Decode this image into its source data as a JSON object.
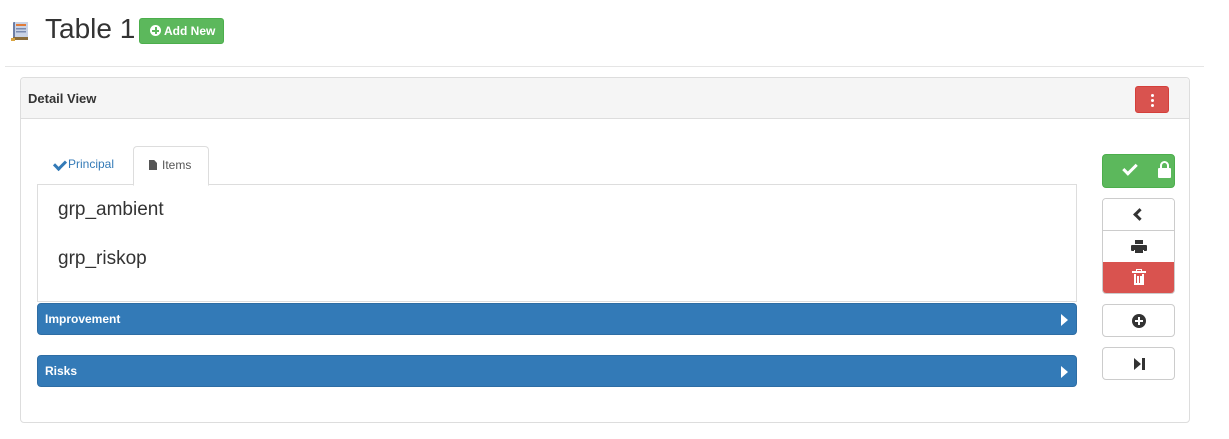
{
  "header": {
    "title": "Table 1",
    "add_new_label": "Add New",
    "icon": "table-book-icon"
  },
  "panel": {
    "title": "Detail View",
    "menu_icon": "vertical-ellipsis-icon"
  },
  "tabs": [
    {
      "label": "Principal",
      "icon": "check-icon",
      "active": false
    },
    {
      "label": "Items",
      "icon": "file-icon",
      "active": true
    }
  ],
  "items": [
    "grp_ambient",
    "grp_riskop"
  ],
  "sections": [
    {
      "label": "Improvement",
      "icon": "caret-right-icon"
    },
    {
      "label": "Risks",
      "icon": "caret-right-icon"
    }
  ],
  "side_actions": {
    "save_icon": "check-icon",
    "lock_icon": "lock-icon",
    "prev_icon": "chevron-left-icon",
    "print_icon": "printer-icon",
    "delete_icon": "trash-icon",
    "new_icon": "plus-circle-icon",
    "last_icon": "step-forward-icon"
  },
  "colors": {
    "success": "#5cb85c",
    "danger": "#d9534f",
    "primary": "#337ab7"
  }
}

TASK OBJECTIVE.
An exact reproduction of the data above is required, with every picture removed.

RESULT OF THIS TASK.
Decode this image into its source data as a JSON object.
{
  "header": {
    "title": "Table 1",
    "add_new_label": "Add New",
    "icon": "table-book-icon"
  },
  "panel": {
    "title": "Detail View",
    "menu_icon": "vertical-ellipsis-icon"
  },
  "tabs": [
    {
      "label": "Principal",
      "icon": "check-icon",
      "active": false
    },
    {
      "label": "Items",
      "icon": "file-icon",
      "active": true
    }
  ],
  "items": [
    "grp_ambient",
    "grp_riskop"
  ],
  "sections": [
    {
      "label": "Improvement",
      "icon": "caret-right-icon"
    },
    {
      "label": "Risks",
      "icon": "caret-right-icon"
    }
  ],
  "side_actions": {
    "save_icon": "check-icon",
    "lock_icon": "lock-icon",
    "prev_icon": "chevron-left-icon",
    "print_icon": "printer-icon",
    "delete_icon": "trash-icon",
    "new_icon": "plus-circle-icon",
    "last_icon": "step-forward-icon"
  },
  "colors": {
    "success": "#5cb85c",
    "danger": "#d9534f",
    "primary": "#337ab7"
  }
}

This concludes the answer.